* [ASSIGNMENT] Give back a single number: the count of lines in the data that contain the string "Chamber".

─── EXCERPTED RECORDS

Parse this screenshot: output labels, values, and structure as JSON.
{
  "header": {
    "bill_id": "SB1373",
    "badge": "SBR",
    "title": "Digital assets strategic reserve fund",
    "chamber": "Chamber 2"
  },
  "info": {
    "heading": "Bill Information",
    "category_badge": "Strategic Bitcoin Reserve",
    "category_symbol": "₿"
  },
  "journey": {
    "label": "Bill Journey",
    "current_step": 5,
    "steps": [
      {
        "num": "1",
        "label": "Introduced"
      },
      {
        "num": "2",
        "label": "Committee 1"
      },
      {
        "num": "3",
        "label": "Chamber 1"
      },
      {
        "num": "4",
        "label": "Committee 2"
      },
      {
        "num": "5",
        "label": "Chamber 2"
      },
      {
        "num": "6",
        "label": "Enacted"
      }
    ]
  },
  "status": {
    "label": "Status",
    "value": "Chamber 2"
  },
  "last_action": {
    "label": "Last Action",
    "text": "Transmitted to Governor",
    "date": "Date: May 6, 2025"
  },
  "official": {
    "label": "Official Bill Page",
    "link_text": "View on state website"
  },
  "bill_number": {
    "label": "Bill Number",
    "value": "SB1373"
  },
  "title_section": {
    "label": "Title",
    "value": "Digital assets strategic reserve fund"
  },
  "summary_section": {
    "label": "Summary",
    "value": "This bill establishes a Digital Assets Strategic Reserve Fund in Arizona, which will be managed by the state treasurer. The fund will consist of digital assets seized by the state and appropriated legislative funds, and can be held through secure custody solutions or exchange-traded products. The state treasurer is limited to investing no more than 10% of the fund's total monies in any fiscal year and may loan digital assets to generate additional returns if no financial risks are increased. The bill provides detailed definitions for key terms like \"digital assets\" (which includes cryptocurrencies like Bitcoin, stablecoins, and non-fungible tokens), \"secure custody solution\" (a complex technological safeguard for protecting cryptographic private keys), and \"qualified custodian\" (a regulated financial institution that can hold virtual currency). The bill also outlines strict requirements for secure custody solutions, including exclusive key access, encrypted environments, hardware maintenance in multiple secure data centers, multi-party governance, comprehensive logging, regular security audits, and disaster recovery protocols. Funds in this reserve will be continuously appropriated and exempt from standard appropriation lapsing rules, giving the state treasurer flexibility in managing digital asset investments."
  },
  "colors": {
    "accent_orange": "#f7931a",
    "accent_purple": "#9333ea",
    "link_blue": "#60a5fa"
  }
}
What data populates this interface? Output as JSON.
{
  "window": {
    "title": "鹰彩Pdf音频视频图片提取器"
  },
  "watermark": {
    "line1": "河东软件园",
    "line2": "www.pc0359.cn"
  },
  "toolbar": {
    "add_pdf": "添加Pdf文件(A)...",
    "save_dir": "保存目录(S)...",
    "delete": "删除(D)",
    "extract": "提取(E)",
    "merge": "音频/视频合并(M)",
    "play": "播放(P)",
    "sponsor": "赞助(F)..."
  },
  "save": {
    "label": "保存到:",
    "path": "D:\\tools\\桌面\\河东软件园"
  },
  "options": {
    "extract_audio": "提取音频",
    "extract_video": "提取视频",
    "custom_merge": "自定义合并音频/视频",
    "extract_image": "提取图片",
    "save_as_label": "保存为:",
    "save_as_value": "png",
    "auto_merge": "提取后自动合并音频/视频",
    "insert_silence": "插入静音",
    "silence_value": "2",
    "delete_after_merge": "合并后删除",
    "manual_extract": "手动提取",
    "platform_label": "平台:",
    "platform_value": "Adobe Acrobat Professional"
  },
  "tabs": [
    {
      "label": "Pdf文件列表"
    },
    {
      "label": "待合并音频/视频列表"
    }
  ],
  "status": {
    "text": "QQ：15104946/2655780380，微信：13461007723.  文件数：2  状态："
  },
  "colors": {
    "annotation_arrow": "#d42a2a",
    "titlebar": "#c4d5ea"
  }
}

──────

* [ANSWER SPACE] 4